Please set down each record exactly as it appears, but leave out any pictures.

(App and web page records)
══════════

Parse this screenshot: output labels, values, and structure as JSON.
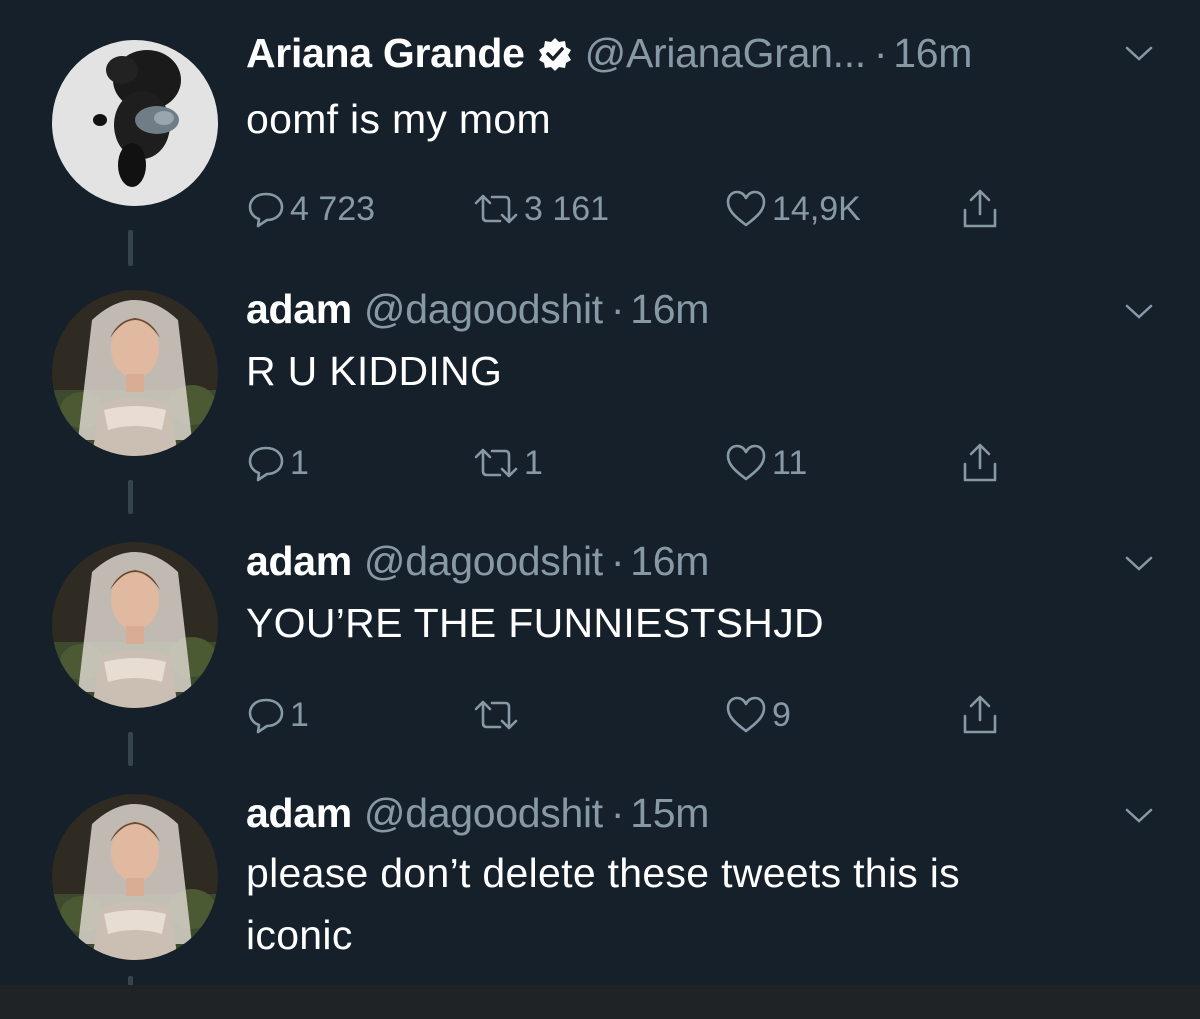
{
  "tweets": [
    {
      "name": "Ariana Grande",
      "verified": true,
      "handle": "@ArianaGran...",
      "separator": "·",
      "time": "16m",
      "text": "oomf is my mom",
      "replies": "4 723",
      "retweets": "3 161",
      "likes": "14,9K",
      "avatar": "black-and-white-kitten-photo"
    },
    {
      "name": "adam",
      "verified": false,
      "handle": "@dagoodshit",
      "separator": "·",
      "time": "16m",
      "text": "R U KIDDING",
      "replies": "1",
      "retweets": "1",
      "likes": "11",
      "avatar": "woman-in-veil-photo"
    },
    {
      "name": "adam",
      "verified": false,
      "handle": "@dagoodshit",
      "separator": "·",
      "time": "16m",
      "text": "YOU’RE THE FUNNIESTSHJD",
      "replies": "1",
      "retweets": "",
      "likes": "9",
      "avatar": "woman-in-veil-photo"
    },
    {
      "name": "adam",
      "verified": false,
      "handle": "@dagoodshit",
      "separator": "·",
      "time": "15m",
      "text_lines": [
        "please don’t delete these tweets this is",
        "iconic"
      ],
      "avatar": "woman-in-veil-photo"
    }
  ],
  "icons": {
    "reply": "speech-bubble-icon",
    "retweet": "retweet-arrows-icon",
    "like": "heart-icon",
    "share": "share-upload-icon",
    "more": "chevron-down-icon",
    "verified": "verified-badge-icon"
  },
  "colors": {
    "background": "#15202b",
    "text": "#ffffff",
    "secondary": "#8899a6",
    "thread_line": "#38444d"
  }
}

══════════

## OUTPUT OF THE TASK
Parse this screenshot: output labels, values, and structure as JSON.
{
  "tweets": [
    {
      "name": "Ariana Grande",
      "verified": true,
      "handle": "@ArianaGran...",
      "separator": "·",
      "time": "16m",
      "text": "oomf is my mom",
      "replies": "4 723",
      "retweets": "3 161",
      "likes": "14,9K",
      "avatar": "black-and-white-kitten-photo"
    },
    {
      "name": "adam",
      "verified": false,
      "handle": "@dagoodshit",
      "separator": "·",
      "time": "16m",
      "text": "R U KIDDING",
      "replies": "1",
      "retweets": "1",
      "likes": "11",
      "avatar": "woman-in-veil-photo"
    },
    {
      "name": "adam",
      "verified": false,
      "handle": "@dagoodshit",
      "separator": "·",
      "time": "16m",
      "text": "YOU’RE THE FUNNIESTSHJD",
      "replies": "1",
      "retweets": "",
      "likes": "9",
      "avatar": "woman-in-veil-photo"
    },
    {
      "name": "adam",
      "verified": false,
      "handle": "@dagoodshit",
      "separator": "·",
      "time": "15m",
      "text_lines": [
        "please don’t delete these tweets this is",
        "iconic"
      ],
      "avatar": "woman-in-veil-photo"
    }
  ],
  "icons": {
    "reply": "speech-bubble-icon",
    "retweet": "retweet-arrows-icon",
    "like": "heart-icon",
    "share": "share-upload-icon",
    "more": "chevron-down-icon",
    "verified": "verified-badge-icon"
  },
  "colors": {
    "background": "#15202b",
    "text": "#ffffff",
    "secondary": "#8899a6",
    "thread_line": "#38444d"
  }
}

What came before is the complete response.